### Records for the task:
- - -

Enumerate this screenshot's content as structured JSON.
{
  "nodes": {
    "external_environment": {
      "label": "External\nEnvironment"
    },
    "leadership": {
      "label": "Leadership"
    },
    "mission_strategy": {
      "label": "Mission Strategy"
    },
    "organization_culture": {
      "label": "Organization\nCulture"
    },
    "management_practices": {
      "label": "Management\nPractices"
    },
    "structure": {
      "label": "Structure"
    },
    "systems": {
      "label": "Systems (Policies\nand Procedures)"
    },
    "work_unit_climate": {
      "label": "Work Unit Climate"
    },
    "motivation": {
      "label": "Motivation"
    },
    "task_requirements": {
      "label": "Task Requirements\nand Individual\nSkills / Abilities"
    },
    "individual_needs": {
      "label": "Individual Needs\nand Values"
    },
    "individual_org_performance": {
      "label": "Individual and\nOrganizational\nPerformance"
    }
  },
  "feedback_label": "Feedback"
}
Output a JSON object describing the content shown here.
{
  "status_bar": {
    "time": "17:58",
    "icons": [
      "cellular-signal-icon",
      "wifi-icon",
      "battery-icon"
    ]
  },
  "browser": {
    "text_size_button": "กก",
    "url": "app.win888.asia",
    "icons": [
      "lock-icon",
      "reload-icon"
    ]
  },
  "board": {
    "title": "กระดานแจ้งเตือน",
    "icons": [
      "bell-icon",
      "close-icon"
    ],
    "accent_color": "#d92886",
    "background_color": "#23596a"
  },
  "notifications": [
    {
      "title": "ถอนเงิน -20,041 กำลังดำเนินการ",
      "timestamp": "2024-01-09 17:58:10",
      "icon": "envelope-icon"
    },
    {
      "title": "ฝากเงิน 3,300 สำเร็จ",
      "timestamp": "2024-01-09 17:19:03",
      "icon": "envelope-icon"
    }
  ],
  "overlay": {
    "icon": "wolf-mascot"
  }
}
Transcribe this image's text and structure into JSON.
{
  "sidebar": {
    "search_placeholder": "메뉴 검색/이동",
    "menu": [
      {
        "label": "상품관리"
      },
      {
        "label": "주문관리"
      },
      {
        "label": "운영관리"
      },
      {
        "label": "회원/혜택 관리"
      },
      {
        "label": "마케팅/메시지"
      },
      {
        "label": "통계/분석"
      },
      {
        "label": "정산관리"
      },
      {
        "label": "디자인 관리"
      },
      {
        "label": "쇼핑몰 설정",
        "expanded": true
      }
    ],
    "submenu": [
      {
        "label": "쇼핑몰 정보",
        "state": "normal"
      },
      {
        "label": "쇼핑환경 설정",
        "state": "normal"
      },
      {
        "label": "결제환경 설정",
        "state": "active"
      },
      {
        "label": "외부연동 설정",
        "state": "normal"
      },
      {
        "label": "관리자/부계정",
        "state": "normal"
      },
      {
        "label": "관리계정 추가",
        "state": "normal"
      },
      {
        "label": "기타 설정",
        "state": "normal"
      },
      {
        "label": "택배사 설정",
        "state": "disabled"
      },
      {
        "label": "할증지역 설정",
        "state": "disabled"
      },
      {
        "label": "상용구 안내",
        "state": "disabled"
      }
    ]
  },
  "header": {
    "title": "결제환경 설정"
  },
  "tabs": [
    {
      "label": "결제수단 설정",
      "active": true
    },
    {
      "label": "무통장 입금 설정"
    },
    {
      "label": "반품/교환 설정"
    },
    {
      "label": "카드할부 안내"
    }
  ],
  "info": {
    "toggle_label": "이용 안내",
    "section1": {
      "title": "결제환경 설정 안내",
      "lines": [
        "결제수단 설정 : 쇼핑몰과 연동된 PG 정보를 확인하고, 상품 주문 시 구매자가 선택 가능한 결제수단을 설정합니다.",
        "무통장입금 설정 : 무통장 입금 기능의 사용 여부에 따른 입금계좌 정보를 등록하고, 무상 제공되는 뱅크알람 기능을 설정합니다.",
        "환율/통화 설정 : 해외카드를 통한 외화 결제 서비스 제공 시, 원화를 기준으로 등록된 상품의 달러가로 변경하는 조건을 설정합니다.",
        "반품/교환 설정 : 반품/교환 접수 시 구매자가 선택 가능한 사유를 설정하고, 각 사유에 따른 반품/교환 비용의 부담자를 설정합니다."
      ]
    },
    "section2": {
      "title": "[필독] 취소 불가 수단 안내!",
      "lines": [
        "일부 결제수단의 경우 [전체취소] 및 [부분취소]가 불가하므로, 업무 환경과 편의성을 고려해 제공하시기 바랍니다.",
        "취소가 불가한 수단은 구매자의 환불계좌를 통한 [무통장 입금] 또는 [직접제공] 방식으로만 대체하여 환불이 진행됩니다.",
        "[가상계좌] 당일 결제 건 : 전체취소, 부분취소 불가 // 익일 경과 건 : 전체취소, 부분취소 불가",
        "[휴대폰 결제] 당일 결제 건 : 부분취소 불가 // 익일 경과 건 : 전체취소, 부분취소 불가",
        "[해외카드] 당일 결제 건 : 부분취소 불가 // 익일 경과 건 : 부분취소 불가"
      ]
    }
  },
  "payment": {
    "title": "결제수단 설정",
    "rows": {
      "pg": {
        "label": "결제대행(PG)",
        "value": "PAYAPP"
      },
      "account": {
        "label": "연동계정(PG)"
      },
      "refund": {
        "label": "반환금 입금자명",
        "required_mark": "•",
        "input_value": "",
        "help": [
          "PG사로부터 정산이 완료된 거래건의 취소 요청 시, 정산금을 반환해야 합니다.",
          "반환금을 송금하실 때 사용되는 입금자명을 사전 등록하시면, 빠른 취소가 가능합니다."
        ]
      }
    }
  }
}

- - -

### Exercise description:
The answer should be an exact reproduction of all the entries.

### Answer area:
Enumerate this screenshot's content as structured JSON.
{
  "nodes": {
    "external_environment": {
      "label": "External\nEnvironment"
    },
    "leadership": {
      "label": "Leadership"
    },
    "mission_strategy": {
      "label": "Mission Strategy"
    },
    "organization_culture": {
      "label": "Organization\nCulture"
    },
    "management_practices": {
      "label": "Management\nPractices"
    },
    "structure": {
      "label": "Structure"
    },
    "systems": {
      "label": "Systems (Policies\nand Procedures)"
    },
    "work_unit_climate": {
      "label": "Work Unit Climate"
    },
    "motivation": {
      "label": "Motivation"
    },
    "task_requirements": {
      "label": "Task Requirements\nand Individual\nSkills / Abilities"
    },
    "individual_needs": {
      "label": "Individual Needs\nand Values"
    },
    "individual_org_performance": {
      "label": "Individual and\nOrganizational\nPerformance"
    }
  },
  "feedback_label": "Feedback"
}
Output a JSON object describing the content shown here.
{
  "status_bar": {
    "time": "17:58",
    "icons": [
      "cellular-signal-icon",
      "wifi-icon",
      "battery-icon"
    ]
  },
  "browser": {
    "text_size_button": "กก",
    "url": "app.win888.asia",
    "icons": [
      "lock-icon",
      "reload-icon"
    ]
  },
  "board": {
    "title": "กระดานแจ้งเตือน",
    "icons": [
      "bell-icon",
      "close-icon"
    ],
    "accent_color": "#d92886",
    "background_color": "#23596a"
  },
  "notifications": [
    {
      "title": "ถอนเงิน -20,041 กำลังดำเนินการ",
      "timestamp": "2024-01-09 17:58:10",
      "icon": "envelope-icon"
    },
    {
      "title": "ฝากเงิน 3,300 สำเร็จ",
      "timestamp": "2024-01-09 17:19:03",
      "icon": "envelope-icon"
    }
  ],
  "overlay": {
    "icon": "wolf-mascot"
  }
}
Transcribe this image's text and structure into JSON.
{
  "sidebar": {
    "search_placeholder": "메뉴 검색/이동",
    "menu": [
      {
        "label": "상품관리"
      },
      {
        "label": "주문관리"
      },
      {
        "label": "운영관리"
      },
      {
        "label": "회원/혜택 관리"
      },
      {
        "label": "마케팅/메시지"
      },
      {
        "label": "통계/분석"
      },
      {
        "label": "정산관리"
      },
      {
        "label": "디자인 관리"
      },
      {
        "label": "쇼핑몰 설정",
        "expanded": true
      }
    ],
    "submenu": [
      {
        "label": "쇼핑몰 정보",
        "state": "normal"
      },
      {
        "label": "쇼핑환경 설정",
        "state": "normal"
      },
      {
        "label": "결제환경 설정",
        "state": "active"
      },
      {
        "label": "외부연동 설정",
        "state": "normal"
      },
      {
        "label": "관리자/부계정",
        "state": "normal"
      },
      {
        "label": "관리계정 추가",
        "state": "normal"
      },
      {
        "label": "기타 설정",
        "state": "normal"
      },
      {
        "label": "택배사 설정",
        "state": "disabled"
      },
      {
        "label": "할증지역 설정",
        "state": "disabled"
      },
      {
        "label": "상용구 안내",
        "state": "disabled"
      }
    ]
  },
  "header": {
    "title": "결제환경 설정"
  },
  "tabs": [
    {
      "label": "결제수단 설정",
      "active": true
    },
    {
      "label": "무통장 입금 설정"
    },
    {
      "label": "반품/교환 설정"
    },
    {
      "label": "카드할부 안내"
    }
  ],
  "info": {
    "toggle_label": "이용 안내",
    "section1": {
      "title": "결제환경 설정 안내",
      "lines": [
        "결제수단 설정 : 쇼핑몰과 연동된 PG 정보를 확인하고, 상품 주문 시 구매자가 선택 가능한 결제수단을 설정합니다.",
        "무통장입금 설정 : 무통장 입금 기능의 사용 여부에 따른 입금계좌 정보를 등록하고, 무상 제공되는 뱅크알람 기능을 설정합니다.",
        "환율/통화 설정 : 해외카드를 통한 외화 결제 서비스 제공 시, 원화를 기준으로 등록된 상품의 달러가로 변경하는 조건을 설정합니다.",
        "반품/교환 설정 : 반품/교환 접수 시 구매자가 선택 가능한 사유를 설정하고, 각 사유에 따른 반품/교환 비용의 부담자를 설정합니다."
      ]
    },
    "section2": {
      "title": "[필독] 취소 불가 수단 안내!",
      "lines": [
        "일부 결제수단의 경우 [전체취소] 및 [부분취소]가 불가하므로, 업무 환경과 편의성을 고려해 제공하시기 바랍니다.",
        "취소가 불가한 수단은 구매자의 환불계좌를 통한 [무통장 입금] 또는 [직접제공] 방식으로만 대체하여 환불이 진행됩니다.",
        "[가상계좌] 당일 결제 건 : 전체취소, 부분취소 불가 // 익일 경과 건 : 전체취소, 부분취소 불가",
        "[휴대폰 결제] 당일 결제 건 : 부분취소 불가 // 익일 경과 건 : 전체취소, 부분취소 불가",
        "[해외카드] 당일 결제 건 : 부분취소 불가 // 익일 경과 건 : 부분취소 불가"
      ]
    }
  },
  "payment": {
    "title": "결제수단 설정",
    "rows": {
      "pg": {
        "label": "결제대행(PG)",
        "value": "PAYAPP"
      },
      "account": {
        "label": "연동계정(PG)"
      },
      "refund": {
        "label": "반환금 입금자명",
        "required_mark": "•",
        "input_value": "",
        "help": [
          "PG사로부터 정산이 완료된 거래건의 취소 요청 시, 정산금을 반환해야 합니다.",
          "반환금을 송금하실 때 사용되는 입금자명을 사전 등록하시면, 빠른 취소가 가능합니다."
        ]
      }
    }
  }
}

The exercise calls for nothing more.